[TASK INPUT]

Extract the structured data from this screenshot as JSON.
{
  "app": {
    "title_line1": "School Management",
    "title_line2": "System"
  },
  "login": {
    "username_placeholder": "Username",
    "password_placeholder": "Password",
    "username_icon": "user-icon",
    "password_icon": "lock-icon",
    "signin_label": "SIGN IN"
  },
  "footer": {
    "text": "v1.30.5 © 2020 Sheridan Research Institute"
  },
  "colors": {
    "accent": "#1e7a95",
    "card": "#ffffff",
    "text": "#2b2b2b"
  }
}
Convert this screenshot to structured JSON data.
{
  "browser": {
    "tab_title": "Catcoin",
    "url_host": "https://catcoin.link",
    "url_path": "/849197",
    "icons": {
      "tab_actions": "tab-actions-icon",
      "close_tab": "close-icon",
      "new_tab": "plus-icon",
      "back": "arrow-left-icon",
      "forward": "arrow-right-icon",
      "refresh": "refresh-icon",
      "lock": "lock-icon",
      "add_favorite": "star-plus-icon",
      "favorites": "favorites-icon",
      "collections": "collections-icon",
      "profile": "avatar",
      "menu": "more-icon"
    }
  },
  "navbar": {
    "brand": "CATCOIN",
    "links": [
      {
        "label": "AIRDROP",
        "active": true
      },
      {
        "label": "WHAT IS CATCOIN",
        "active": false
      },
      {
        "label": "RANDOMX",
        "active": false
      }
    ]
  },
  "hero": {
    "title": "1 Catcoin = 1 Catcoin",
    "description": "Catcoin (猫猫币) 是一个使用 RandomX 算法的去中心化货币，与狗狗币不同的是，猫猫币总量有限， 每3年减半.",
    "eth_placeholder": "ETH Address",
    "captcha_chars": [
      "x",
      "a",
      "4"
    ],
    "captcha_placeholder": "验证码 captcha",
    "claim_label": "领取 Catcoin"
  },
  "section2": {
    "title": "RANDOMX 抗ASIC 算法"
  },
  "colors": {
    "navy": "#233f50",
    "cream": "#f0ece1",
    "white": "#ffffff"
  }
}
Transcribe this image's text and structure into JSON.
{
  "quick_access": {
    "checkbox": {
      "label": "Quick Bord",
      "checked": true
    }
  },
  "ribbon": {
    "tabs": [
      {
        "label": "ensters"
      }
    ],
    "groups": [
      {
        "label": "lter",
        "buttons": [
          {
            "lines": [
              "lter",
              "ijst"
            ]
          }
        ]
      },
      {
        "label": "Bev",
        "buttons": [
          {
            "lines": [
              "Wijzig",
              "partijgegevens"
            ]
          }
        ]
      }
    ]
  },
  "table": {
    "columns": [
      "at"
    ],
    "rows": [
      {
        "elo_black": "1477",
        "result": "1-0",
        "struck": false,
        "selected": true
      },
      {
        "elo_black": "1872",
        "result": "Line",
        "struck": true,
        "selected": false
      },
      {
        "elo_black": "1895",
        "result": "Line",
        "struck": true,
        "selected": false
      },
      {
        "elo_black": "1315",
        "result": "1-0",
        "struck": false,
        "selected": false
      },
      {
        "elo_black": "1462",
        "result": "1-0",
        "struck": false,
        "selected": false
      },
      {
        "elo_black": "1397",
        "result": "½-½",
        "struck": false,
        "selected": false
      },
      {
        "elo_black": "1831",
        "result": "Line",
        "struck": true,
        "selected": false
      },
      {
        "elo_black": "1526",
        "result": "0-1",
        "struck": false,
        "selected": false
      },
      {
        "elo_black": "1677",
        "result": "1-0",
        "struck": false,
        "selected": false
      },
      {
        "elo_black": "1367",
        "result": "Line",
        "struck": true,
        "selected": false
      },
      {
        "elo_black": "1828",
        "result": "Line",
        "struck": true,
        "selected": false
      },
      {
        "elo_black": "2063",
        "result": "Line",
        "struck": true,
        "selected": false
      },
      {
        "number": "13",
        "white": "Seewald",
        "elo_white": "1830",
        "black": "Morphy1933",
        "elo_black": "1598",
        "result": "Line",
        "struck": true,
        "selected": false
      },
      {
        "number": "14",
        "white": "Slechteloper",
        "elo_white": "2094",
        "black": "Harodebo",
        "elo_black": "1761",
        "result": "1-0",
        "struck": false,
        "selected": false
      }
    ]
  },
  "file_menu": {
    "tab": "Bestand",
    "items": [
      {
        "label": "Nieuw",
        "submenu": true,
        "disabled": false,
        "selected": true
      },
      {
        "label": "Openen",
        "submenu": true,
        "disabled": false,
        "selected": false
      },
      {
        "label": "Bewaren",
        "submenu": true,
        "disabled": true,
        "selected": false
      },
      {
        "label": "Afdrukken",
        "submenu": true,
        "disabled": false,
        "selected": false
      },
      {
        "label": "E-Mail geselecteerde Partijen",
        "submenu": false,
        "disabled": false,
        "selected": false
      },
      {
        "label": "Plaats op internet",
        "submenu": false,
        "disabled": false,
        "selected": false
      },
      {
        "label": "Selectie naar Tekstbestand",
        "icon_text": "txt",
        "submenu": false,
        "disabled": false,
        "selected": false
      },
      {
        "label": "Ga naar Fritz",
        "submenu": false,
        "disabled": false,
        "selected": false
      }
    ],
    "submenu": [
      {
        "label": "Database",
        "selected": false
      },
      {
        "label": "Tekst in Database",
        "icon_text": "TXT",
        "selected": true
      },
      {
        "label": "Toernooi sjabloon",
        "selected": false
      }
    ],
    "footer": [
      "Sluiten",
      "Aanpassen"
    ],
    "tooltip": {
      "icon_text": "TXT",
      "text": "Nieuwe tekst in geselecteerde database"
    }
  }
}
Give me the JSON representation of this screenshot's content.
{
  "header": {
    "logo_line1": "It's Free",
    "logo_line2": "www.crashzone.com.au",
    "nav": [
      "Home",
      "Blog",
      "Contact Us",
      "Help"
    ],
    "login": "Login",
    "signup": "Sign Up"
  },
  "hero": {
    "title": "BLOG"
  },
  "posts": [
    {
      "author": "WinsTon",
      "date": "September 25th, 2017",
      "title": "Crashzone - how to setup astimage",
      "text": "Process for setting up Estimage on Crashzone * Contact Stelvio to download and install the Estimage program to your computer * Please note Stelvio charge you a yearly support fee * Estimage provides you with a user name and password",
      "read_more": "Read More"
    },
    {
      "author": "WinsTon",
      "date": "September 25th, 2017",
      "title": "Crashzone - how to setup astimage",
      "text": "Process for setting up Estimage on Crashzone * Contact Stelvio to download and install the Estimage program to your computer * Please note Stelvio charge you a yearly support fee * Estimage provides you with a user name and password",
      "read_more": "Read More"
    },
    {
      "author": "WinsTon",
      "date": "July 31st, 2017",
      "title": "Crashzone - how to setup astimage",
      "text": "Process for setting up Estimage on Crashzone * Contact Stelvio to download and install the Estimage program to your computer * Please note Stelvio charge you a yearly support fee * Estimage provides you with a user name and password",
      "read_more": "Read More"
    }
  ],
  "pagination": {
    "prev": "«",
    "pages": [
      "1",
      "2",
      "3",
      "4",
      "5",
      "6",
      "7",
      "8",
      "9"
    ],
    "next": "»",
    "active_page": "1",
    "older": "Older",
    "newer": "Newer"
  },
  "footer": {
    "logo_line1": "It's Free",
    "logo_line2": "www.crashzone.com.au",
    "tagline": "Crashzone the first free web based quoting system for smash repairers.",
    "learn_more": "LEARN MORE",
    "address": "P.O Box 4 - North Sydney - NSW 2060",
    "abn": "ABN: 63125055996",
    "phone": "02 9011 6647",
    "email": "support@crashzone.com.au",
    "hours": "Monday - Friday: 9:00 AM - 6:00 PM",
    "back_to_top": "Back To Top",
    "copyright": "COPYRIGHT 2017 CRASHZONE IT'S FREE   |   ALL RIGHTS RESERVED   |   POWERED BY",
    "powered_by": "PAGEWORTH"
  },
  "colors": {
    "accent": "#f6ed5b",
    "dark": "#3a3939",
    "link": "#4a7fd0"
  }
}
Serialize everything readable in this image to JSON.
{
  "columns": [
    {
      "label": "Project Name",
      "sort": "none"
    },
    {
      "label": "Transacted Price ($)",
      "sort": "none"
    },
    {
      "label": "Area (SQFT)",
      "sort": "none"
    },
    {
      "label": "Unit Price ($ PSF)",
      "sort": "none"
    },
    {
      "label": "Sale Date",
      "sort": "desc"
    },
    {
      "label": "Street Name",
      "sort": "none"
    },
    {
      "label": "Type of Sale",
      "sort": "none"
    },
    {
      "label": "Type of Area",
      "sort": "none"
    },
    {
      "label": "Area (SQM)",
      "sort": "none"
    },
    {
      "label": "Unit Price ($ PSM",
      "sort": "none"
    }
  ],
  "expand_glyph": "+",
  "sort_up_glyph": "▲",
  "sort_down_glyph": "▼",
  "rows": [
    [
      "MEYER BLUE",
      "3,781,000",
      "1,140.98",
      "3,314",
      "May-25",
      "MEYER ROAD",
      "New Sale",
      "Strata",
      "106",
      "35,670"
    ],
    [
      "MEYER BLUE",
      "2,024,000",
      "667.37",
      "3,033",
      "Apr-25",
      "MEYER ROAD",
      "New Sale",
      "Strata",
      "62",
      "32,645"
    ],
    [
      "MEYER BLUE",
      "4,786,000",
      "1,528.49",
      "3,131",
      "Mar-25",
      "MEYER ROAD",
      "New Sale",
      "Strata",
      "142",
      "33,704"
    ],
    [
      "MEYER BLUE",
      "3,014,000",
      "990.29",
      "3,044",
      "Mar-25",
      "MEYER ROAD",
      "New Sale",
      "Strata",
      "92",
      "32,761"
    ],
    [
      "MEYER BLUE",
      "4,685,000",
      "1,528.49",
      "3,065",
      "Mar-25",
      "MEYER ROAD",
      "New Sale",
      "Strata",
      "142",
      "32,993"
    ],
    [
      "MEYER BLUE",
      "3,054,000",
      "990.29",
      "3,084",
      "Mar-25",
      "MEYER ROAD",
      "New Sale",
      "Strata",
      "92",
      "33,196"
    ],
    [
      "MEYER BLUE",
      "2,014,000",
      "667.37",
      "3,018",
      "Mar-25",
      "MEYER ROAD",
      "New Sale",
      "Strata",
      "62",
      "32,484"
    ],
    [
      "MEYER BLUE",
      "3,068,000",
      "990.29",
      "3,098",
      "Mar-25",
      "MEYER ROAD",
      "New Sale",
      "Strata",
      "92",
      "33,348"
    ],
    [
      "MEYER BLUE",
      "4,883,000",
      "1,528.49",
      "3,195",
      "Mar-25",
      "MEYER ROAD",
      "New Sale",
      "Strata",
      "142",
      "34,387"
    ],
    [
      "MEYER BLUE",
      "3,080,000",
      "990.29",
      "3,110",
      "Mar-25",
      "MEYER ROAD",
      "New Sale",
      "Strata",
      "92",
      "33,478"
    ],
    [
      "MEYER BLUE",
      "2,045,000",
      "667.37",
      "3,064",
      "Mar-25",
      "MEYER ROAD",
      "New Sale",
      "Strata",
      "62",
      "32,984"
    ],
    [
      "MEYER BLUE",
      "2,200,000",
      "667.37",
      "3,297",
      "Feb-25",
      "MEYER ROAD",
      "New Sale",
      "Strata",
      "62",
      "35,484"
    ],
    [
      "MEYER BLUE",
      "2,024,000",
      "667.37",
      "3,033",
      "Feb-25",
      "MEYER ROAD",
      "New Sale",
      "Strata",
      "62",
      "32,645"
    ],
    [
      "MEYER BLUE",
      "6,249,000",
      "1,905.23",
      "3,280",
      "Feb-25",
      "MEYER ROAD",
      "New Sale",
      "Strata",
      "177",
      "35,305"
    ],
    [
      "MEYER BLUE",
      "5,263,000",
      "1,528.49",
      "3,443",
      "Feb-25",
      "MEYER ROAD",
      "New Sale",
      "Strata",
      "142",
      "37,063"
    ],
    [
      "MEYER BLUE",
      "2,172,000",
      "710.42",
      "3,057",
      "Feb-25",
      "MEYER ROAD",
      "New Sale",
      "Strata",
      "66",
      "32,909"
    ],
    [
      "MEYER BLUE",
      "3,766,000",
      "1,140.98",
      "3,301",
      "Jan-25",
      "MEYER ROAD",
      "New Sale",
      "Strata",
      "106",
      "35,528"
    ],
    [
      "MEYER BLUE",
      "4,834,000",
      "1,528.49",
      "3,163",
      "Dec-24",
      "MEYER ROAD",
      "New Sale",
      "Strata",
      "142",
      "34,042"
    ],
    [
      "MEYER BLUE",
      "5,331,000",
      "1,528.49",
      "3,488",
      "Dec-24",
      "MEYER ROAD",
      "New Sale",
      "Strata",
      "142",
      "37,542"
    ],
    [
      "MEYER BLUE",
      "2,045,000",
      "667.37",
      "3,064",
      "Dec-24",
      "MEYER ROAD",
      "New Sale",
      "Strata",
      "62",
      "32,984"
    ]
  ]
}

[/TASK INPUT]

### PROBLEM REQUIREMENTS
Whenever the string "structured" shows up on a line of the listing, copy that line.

### RESULT OF THE EXERCISE
Extract the structured data from this screenshot as JSON.
Convert this screenshot to structured JSON data.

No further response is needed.